Bank of Canada to Cut Rates Tuesday

October 20, 2008

The seventh of eight scheduled Bank of Canada interest rate policy announcements at 13:00 GMT on Tuesday will contain a target rate cut of at least 25 basis points and probably one of a half-percentage point to 2.0%.  In an unscheduled and coordinated move on October 8th, the Bank of Canada was one of seven central banks to cut rates, and the Bank of Canada is the first of them to be holding a follow-up scheduled reduction, so its action and statement of explanation will be combed carefully for clues to what might happen soon among all G7 central banks.

Prior to this month, the Bank of Canada had cut its overnight target rate by 25 basis points each in December and January and by 50 basis points apiece in March and April, but policy was kept steady at meetings held in June, July, and September in deference to above-target inflation.  Canadian real GDP fell 0.8% at a seasonally adjusted annualized rate in 1Q08 and grew just 0.3% saar in 2Q.  Both results were softer than Bank of Canada officials had assumed.

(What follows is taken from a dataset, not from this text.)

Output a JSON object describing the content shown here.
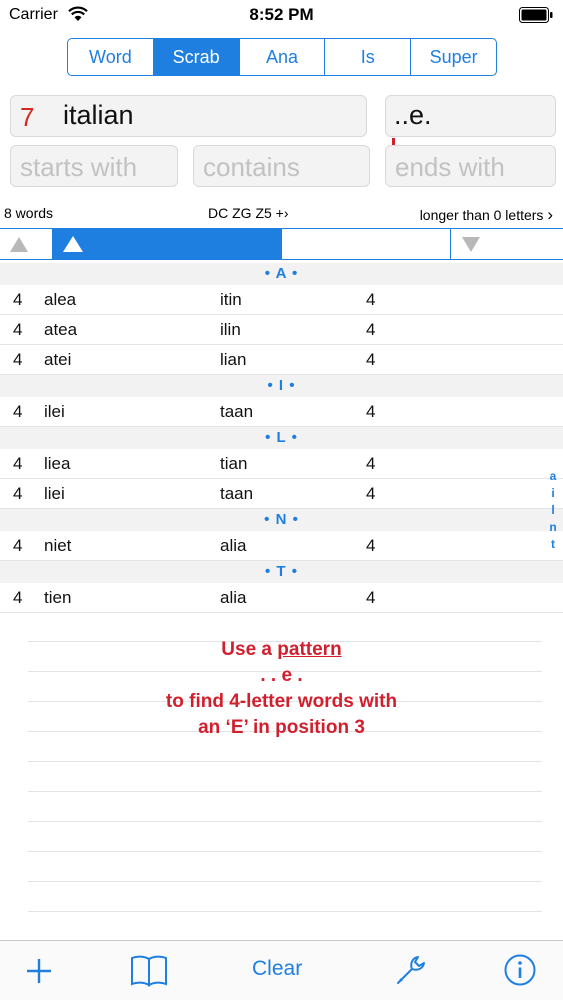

The scheduled announcement on September 3rd had been less dovish than assumed, nevertheless, and officials then were not anticipating a return of CPI inflation to 2.0% until after mid-2009. Canada’s latest reported 12-month rates of total inflation are 3.5% on the CPI and 8.1% on the PPI.

The subsequent statement of October 8th was more sanguine about the outlook for inflation, declaring that “below-potential growth in aggregate demand through 2009, combined with a lower profile for commodity prices, will significantly ease inflation pressures in Canada. Inflation expectations remain well anchored.”  An additional follow-through reduction now of fifty basis points from Canada’s overnight target rate would still leave such 75-100 bps above U.S. rates, once the Fed eases later this month. Weakening U.S. data provide critical forward-looking information for Canada, which ships three-fourths of its exports to its southern neighbor.  In that regard, reported declines since the coordinated rate cut in U.S. retail sales and industrial production of 1.2% and 2.8% in September, plus the news of a record one-month deterioration in U.S. consumer confidence, provide more than enough justification for the Bank of Canada to ease again this month, rather than wait until its next policy announcement on December 9th.

In addition, Canada has reported some worrisome figures of its own. Manufacturing shipments and orders pulled back 3.7% and 1.1% in August.  New motor vehicle sales recorded a third straight decline of 2.3% m/m and were 4.1% lower than a year earlier.  Real non-residential construction fell 1.4% in 3Q08.  Consumer confidence feel from 85.8 in September to 73.9 in 3Q, worst in a generation, despite decent employment growth of 1.1% at an annualized rate in January-September.  Wholesale turnover fell 1.5% in August.

Several other developments since the coordinated rate cut in early October will need to be considered.  During the five calendar weeks between September 12th and Octobere 17th, Canada’s TSE-300 stock index plunged 25%.  Canadian voters elected the third minority government in four years last Tuesday.  Stephen Harper, leader of the Conservative Party and predisposed against a big supplementary fiscal stimulus and deficit spending of any sort, remains prime minister. Like many other central banks, the Bank of Canada has been engaged in activities to keep the Canadian financial system liquid in this period.  Commodity prices have softened, alleviating domestic inflationary pressures but also darkening Canadian growth prospects by depressing the economy’s terms of trade. A final factor and the one most likely to persuade officials to slice rates by only 25 bps if a conservative decision is in fact made is the weakness of the Canadian dollar, which hit an 18-month low of 1.2120 on October 10th.  It had been 13% stronger when Bank of Canada policymakers deliberated in early September and had peaked nearly a year ago at USD/CAD 0.9061 last November 7th.



Comments are closed.